The hum of the computer filled the silent office. Monsieur Grange had ordered me not to disturb him in his important meeting, so I was able to hide behind my polite mask while making contact with the outside world via the Internet. On a whim, I typed in “adoption search” and the die was cast. Countless sites appeared. I sorted through them until I found what seemed to be the most reputable, the New York State Adoption Information Registry. Unlike some states and other countries where adoption records are open to adoptees, New York seals adoption records; they can only be opened by petitioning the court. The Adoption Registry allows biological parents, children, and siblings to be put in contact, if all parties have registered. Maybe my birth parents were simply waiting for me to register and I would soon be reunited with the mysterious and formidable characters who had shadowed my life. Perhaps, after searching for many years, they had been unable to find me. On the other hand, as a temp, I certainly was not at the pinnacle of my minor artistic success, and the thought of disappointing these imaginary figures was daunting. Maybe they would reject me again. Or perhaps they wouldn’t be fazed at all, having come to peace with their decision years ago. I would be a hiccup in their reality. The scenarios and possible repercussions of my inquiry multiplied infinitely in my mind, a million possible futures.
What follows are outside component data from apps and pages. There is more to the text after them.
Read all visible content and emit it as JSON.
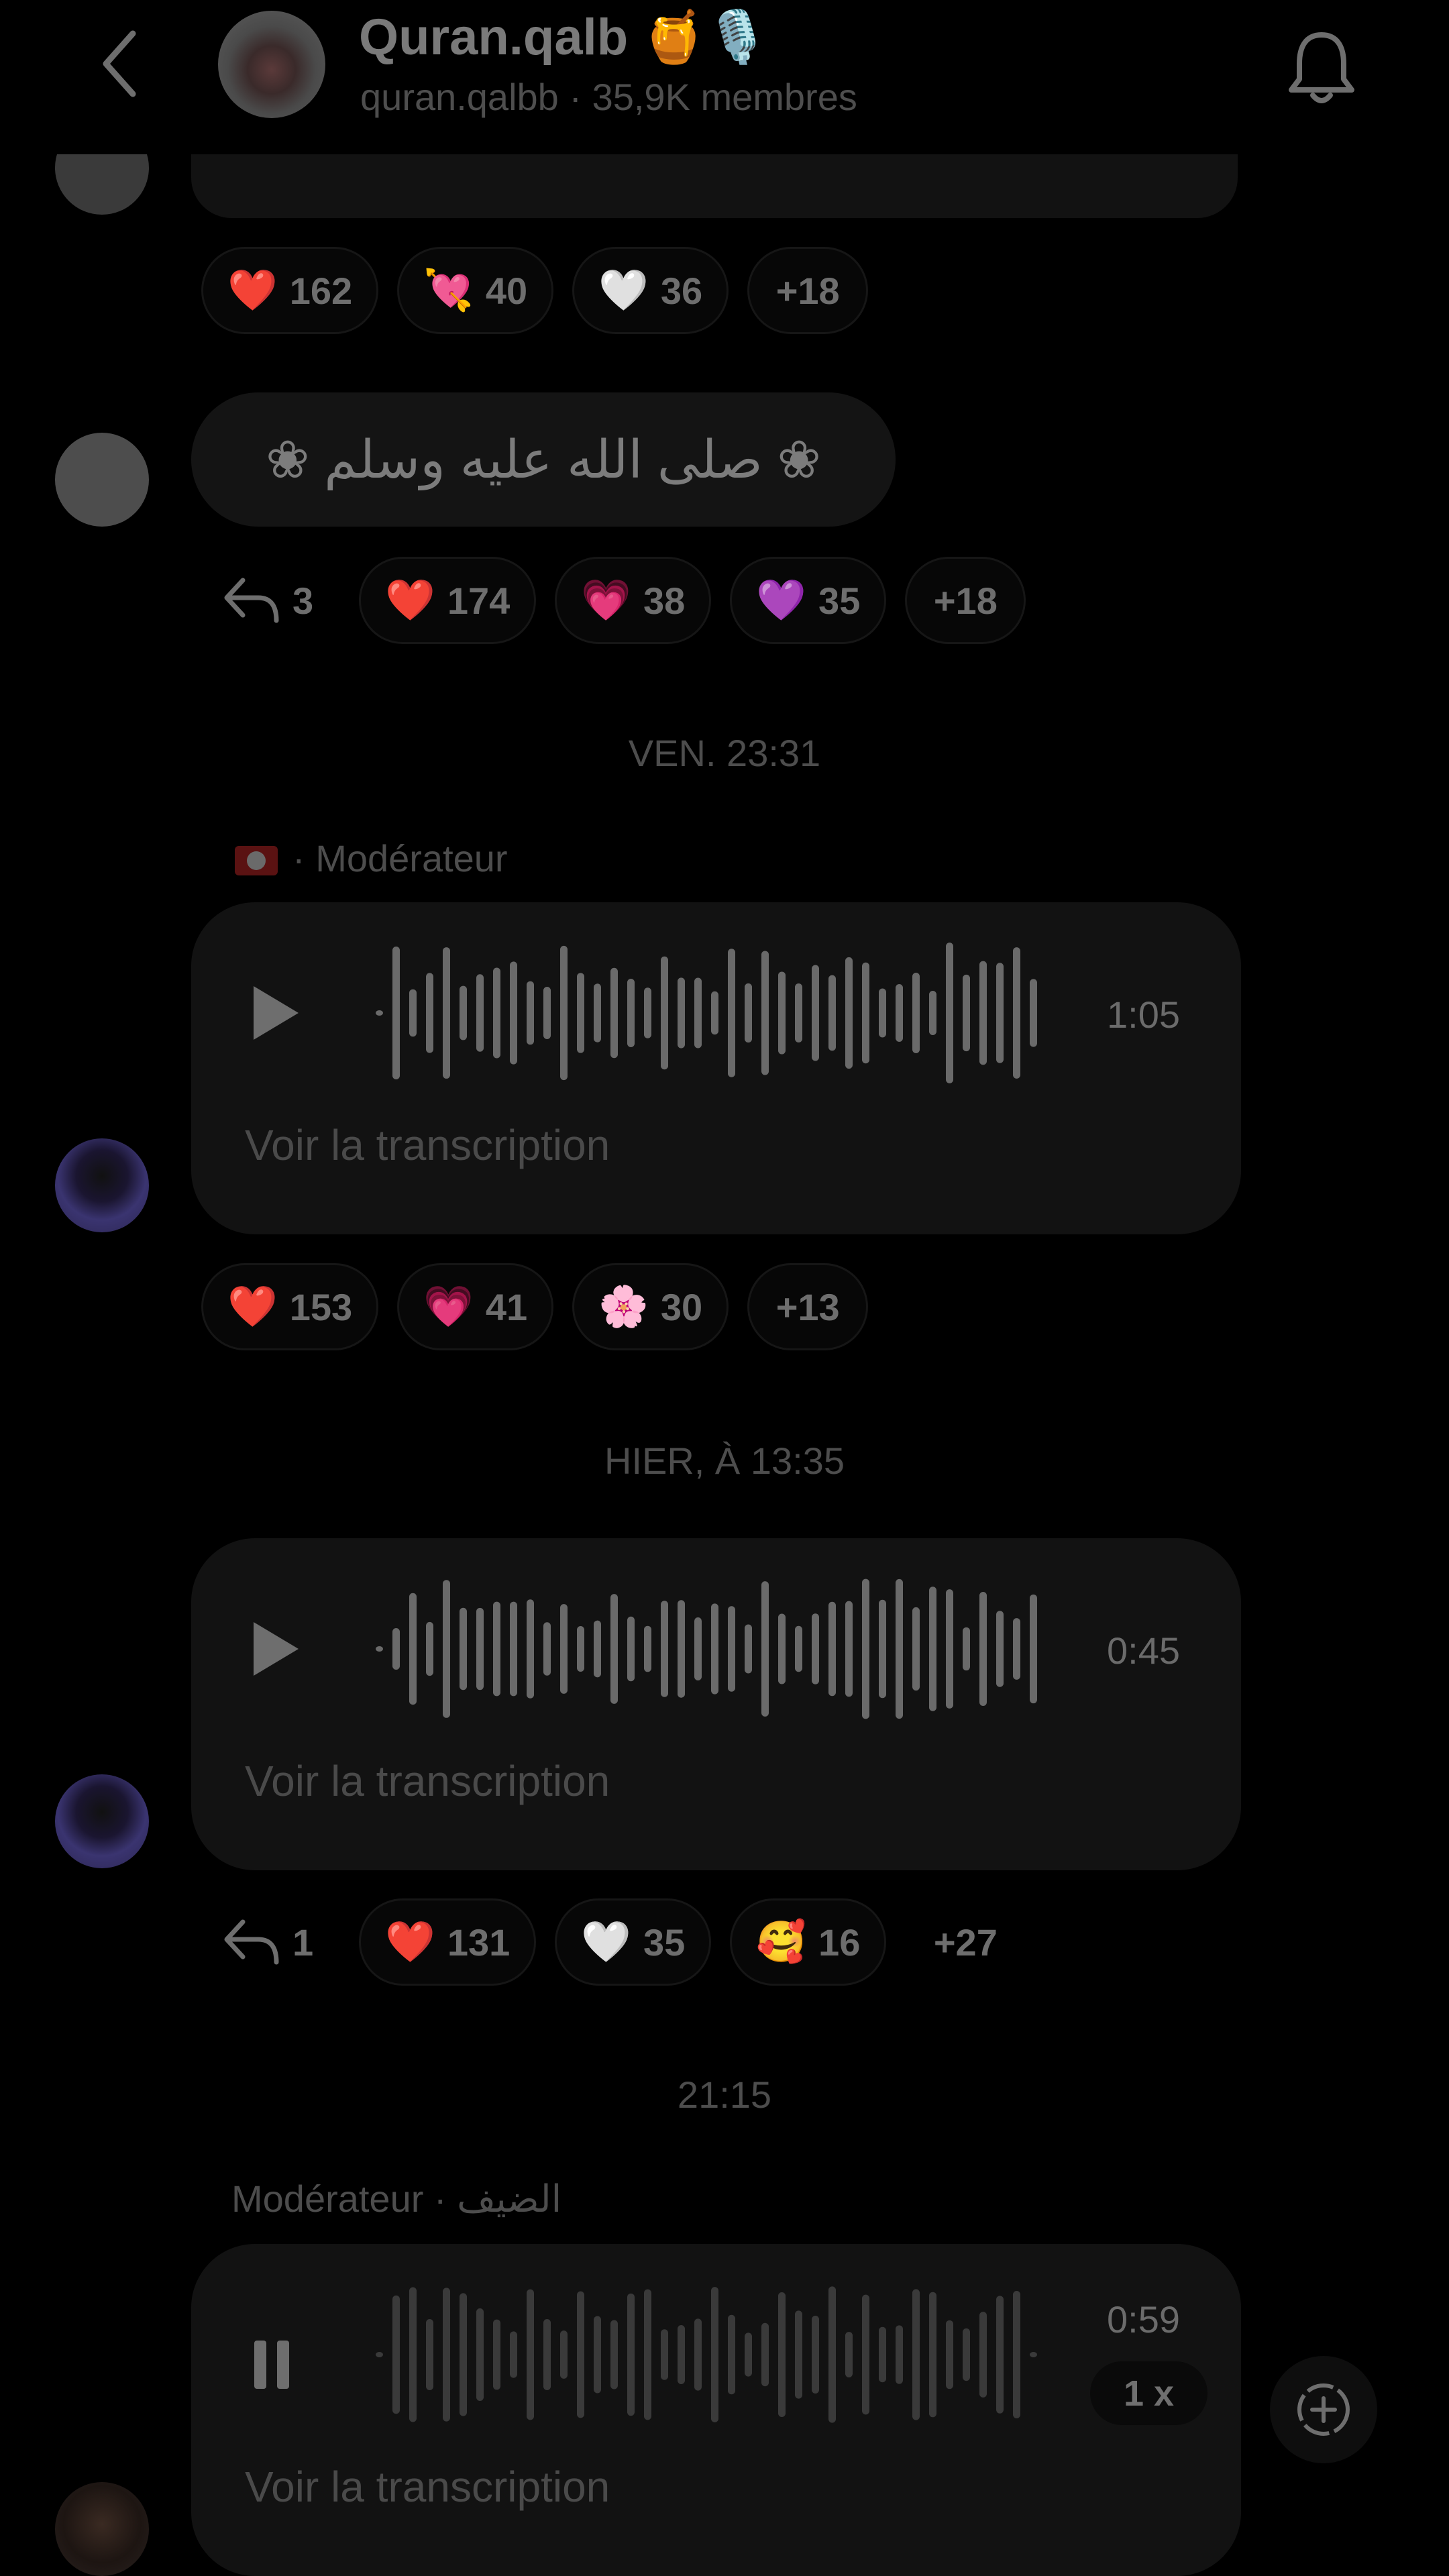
{
  "header": {
    "title": "Quran.qalb 🍯🎙️",
    "subtitle": "quran.qalbb · 35,9K membres"
  },
  "messages": [
    {
      "reactions": [
        {
          "emoji": "❤️",
          "count": "162"
        },
        {
          "emoji": "💘",
          "count": "40"
        },
        {
          "emoji": "🤍",
          "count": "36"
        }
      ],
      "more": "+18"
    },
    {
      "text": "❀ صلى الله عليه وسلم ❀",
      "replies": "3",
      "reactions": [
        {
          "emoji": "❤️",
          "count": "174"
        },
        {
          "emoji": "💗",
          "count": "38"
        },
        {
          "emoji": "💜",
          "count": "35"
        }
      ],
      "more": "+18"
    },
    {
      "timestamp": "VEN. 23:31",
      "sender_role": "· Modérateur",
      "duration": "1:05",
      "transcript_label": "Voir la transcription",
      "reactions": [
        {
          "emoji": "❤️",
          "count": "153"
        },
        {
          "emoji": "💗",
          "count": "41"
        },
        {
          "emoji": "🌸",
          "count": "30"
        }
      ],
      "more": "+13"
    },
    {
      "timestamp": "HIER, À 13:35",
      "duration": "0:45",
      "transcript_label": "Voir la transcription",
      "replies": "1",
      "reactions": [
        {
          "emoji": "❤️",
          "count": "131"
        },
        {
          "emoji": "🤍",
          "count": "35"
        },
        {
          "emoji": "🥰",
          "count": "16"
        }
      ],
      "more": "+27"
    },
    {
      "timestamp": "21:15",
      "sender_role": "Modérateur · الضيف",
      "duration": "0:59",
      "speed": "1 x",
      "transcript_label": "Voir la transcription"
    }
  ],
  "icons": {
    "back": "chevron-left-icon",
    "bell": "bell-icon",
    "play": "play-icon",
    "pause": "pause-icon",
    "reply": "reply-icon",
    "add": "add-reaction-icon"
  },
  "colors": {
    "background": "#000000",
    "bubble": "#131313",
    "text": "#6e6e6e"
  }
}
I filled in a form requesting identifying and nonidentifying information about my birth parents and sent it to the registry in Albany.
From the Hardcover edition.